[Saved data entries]
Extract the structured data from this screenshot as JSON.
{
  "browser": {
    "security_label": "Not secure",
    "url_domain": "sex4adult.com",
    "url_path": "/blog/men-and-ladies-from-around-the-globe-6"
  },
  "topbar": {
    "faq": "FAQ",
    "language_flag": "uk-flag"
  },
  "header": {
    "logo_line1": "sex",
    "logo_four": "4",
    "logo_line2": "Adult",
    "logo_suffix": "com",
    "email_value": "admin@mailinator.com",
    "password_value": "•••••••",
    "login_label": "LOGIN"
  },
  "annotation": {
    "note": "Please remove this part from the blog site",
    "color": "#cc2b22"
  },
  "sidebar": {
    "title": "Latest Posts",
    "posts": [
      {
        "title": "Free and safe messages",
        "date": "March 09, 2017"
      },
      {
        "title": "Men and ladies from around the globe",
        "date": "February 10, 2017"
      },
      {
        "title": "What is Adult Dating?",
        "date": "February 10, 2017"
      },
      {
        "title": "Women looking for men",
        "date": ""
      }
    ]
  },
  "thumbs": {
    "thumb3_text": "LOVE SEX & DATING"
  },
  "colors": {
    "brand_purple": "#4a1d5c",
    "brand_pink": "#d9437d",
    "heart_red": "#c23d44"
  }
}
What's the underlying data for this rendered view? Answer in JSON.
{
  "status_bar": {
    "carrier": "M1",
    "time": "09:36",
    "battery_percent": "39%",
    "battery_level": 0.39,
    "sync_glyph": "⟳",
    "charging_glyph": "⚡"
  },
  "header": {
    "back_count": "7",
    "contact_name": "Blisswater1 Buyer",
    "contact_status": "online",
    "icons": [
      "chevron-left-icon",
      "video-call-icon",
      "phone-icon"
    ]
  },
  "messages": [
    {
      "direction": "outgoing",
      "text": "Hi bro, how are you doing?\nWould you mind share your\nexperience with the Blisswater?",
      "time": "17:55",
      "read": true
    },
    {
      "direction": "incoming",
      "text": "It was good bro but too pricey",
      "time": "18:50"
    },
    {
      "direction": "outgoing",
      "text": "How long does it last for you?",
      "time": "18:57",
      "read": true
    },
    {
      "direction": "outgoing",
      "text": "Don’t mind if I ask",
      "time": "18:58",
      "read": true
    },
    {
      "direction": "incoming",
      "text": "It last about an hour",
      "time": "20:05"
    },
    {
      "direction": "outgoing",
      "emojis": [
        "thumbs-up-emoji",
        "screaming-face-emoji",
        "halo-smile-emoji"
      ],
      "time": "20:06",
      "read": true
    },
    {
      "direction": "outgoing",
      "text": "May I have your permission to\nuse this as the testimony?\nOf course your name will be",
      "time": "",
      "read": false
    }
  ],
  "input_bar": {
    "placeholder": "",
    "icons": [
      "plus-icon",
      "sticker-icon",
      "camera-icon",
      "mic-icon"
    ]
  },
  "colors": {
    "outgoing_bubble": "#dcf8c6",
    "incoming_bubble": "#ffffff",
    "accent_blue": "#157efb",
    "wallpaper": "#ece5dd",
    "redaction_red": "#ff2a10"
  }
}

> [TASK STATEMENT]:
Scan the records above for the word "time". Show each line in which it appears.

> [RESULT]:
    "time": "09:36",
      "time": "17:55",
      "time": "18:50"
      "time": "18:57",
      "time": "18:58",
      "time": "20:05"
      "time": "20:06",
      "time": "",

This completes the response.